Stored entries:
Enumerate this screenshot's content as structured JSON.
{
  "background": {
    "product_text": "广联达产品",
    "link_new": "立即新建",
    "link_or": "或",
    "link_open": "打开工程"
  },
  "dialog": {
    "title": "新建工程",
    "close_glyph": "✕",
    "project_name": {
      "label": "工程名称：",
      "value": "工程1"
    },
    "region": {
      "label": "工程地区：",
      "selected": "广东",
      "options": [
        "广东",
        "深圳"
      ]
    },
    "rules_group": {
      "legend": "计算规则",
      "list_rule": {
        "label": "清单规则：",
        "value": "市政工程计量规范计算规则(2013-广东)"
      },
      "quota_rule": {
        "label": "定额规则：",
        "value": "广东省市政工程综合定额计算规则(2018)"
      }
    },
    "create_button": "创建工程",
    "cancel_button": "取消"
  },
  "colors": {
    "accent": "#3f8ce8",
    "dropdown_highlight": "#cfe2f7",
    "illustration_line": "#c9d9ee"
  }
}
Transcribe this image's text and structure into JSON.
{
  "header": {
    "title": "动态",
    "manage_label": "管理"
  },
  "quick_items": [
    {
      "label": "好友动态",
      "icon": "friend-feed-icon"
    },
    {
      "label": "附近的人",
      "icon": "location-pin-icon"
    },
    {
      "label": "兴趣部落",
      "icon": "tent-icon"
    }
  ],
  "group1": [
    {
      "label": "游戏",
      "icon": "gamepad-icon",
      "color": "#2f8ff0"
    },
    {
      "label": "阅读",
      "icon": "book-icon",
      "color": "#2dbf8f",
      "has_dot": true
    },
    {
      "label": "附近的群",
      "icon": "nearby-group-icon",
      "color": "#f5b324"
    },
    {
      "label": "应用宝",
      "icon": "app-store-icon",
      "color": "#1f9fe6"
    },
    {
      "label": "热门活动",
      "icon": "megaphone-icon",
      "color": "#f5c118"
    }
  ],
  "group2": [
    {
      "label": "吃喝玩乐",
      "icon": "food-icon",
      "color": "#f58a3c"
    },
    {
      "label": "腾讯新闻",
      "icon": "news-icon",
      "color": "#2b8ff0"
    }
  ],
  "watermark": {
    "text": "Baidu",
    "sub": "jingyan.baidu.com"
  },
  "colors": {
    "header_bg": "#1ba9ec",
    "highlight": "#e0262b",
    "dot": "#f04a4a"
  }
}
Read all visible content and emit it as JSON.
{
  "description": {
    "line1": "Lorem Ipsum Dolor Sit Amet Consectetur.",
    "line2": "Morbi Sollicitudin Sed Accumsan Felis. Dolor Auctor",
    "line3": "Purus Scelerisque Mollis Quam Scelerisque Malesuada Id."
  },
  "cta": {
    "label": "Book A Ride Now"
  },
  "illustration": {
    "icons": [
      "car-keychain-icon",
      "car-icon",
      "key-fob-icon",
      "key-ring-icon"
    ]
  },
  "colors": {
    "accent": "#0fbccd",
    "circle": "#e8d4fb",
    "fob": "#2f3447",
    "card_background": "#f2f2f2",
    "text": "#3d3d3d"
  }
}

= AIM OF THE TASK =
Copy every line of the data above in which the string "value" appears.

= OUTPUT FOR THIS EXERCISE =
      "value": "工程1"
        "value": "市政工程计量规范计算规则(2013-广东)"
        "value": "广东省市政工程综合定额计算规则(2018)"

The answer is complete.